As a hunter from Illinois, where the river is so silted in and polluted that it’s killed most of our duck habitat, I hardly felt bad for him. He was still shooting ducks in one of the most beautiful stretches of flooded oaks in the South. And the morning I hunted there; we could have all killed limits if he would have allowed us to shoot wood ducks—a big no-no for timber purists.
The mentality that only killing a few birds or having to shoot ducks other than mallards is a “bad day” must change. Duck hunters have to be satisfied with shooting a duck or two some mornings. And realize that getting skunked is just part of duck hunting, especially in areas that see a lot of pressure. I know that’s hard to stomach when you put in the time and effort of scouting public land. Or when you’re a private landowner, like my buddy in Mississippi, and have invested serious money in good duck habitat. But you need to adjust expectations if the duck hunting in your area is trending in the wrong direction.
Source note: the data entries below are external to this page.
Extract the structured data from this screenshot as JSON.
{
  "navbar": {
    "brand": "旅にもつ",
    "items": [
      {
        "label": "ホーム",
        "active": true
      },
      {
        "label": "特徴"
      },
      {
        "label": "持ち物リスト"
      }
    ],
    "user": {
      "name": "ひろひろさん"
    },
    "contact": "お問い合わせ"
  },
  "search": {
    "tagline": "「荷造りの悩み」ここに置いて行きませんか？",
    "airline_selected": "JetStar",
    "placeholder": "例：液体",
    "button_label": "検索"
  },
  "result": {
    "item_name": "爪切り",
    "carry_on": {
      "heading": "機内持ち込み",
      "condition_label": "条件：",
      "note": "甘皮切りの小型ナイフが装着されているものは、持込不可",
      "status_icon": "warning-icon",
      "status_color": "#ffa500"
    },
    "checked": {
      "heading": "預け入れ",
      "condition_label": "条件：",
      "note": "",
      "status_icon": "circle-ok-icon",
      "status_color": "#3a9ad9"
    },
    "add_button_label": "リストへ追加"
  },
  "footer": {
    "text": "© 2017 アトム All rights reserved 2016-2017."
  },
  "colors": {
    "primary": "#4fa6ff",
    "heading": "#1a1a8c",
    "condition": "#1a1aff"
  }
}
Too many of us equate success with the number of birds on our strap and don’t celebrate the achievements of fellow hunters. Yes, we are competing with our neighbors for the best spots, whether that’s affording a lease on private land or racing the boat to the best duck hole in a public marsh. That competition will never subside, but you also can’t be pissed off when someone legitimately beats you to it and shoots ducks. Sure, it’s disappointing, but remember that on public land, how good or bad duck habitat is isn’t in your control. So if all the top blinds or stakes get taken, you just have to make do, which is what most of us who regularly hunt public land are doing every morning during the fall.
And if someone in your crew is getting hotheaded just be the voice of reason. We’re all out there to have fun. Getting in a cussing match or a fistfight at the boat ramp isn’t going to make your hunting better.
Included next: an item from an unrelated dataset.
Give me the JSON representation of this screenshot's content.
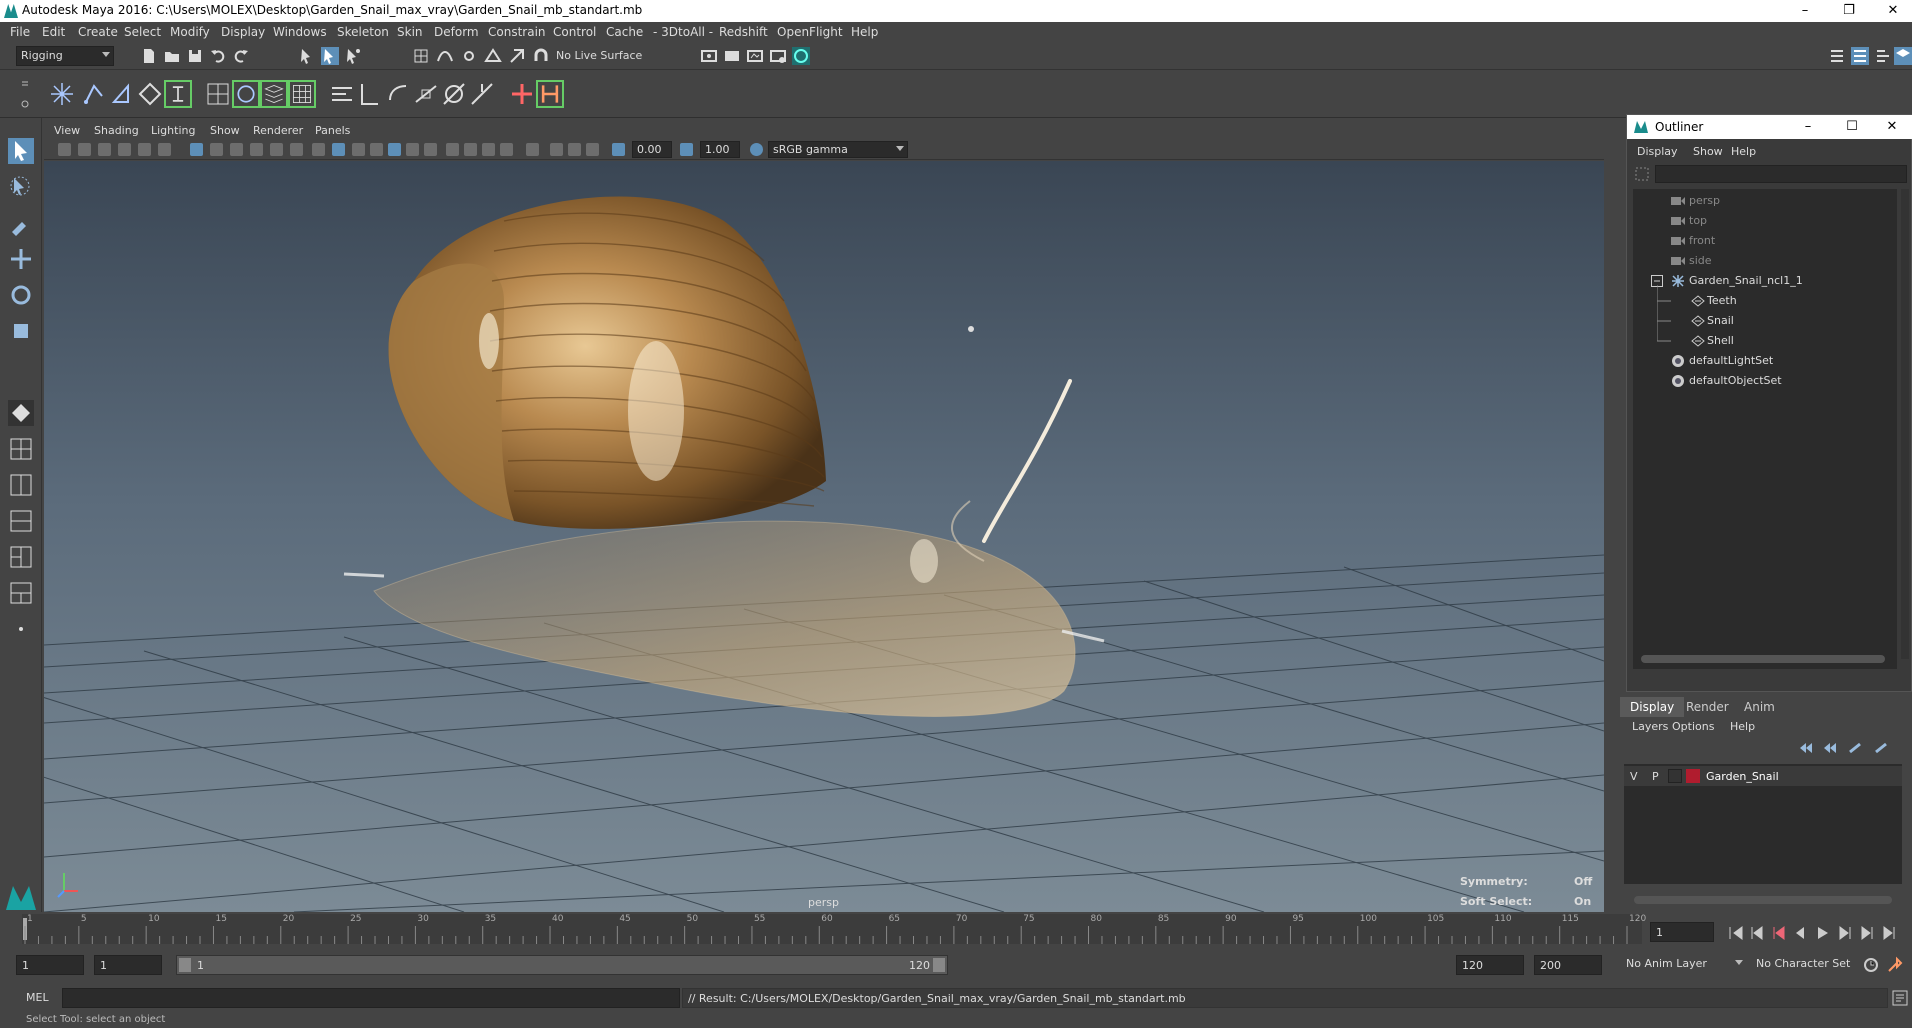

All duck hunters can help change the narrative, but the professional outdoor media needs to lead the way. There’s so much more to duck hunting than kill shots, so let’s see more stories and films that capture the full experience. The good news is, there are a handful of content creators doing this already.
“With Hunt41, I wanted to show all sides of duck hunting,” says Potter who co-owns Cana Outdoors and has helped build the waterfowl platform Hunt41, which documents the chase for all 41 species of North American waterfowl. “We show the success, the failure, hunting public land, hunting private land. And I hope that people see that duck hunters, no matter where they are from, are pretty much the same. We all want to shoot ducks and have fun doing it.”
I personally love to see people around me killing birds, regardless of where I am hunting. Watching two high-school kids trick honkers to fly just low enough over a public levee with good calling a few seasons ago was awesome. Seeing a group of buddies shoot four teal and send four different Labs to pick up each blue-wing so they all get a retrieve was equally as satisfying. And hearing a dad and his son break down the one hen mallard that was circling all the public stakes in the marsh with awful calling…I take joy in that, and you should too.
“I’ve been able to travel a lot of places to hunt ducks and have seen that we are all pretty much the same,” Potter says. “But I also know that there’s definitely a disconnect between duck hunters. If we all stood back and looked at U.S. waterfowl as a whole, we’d see that we are all pretty similar…We all have our great days, and we all struggle. If you think about that, it’s actually pretty refreshing.”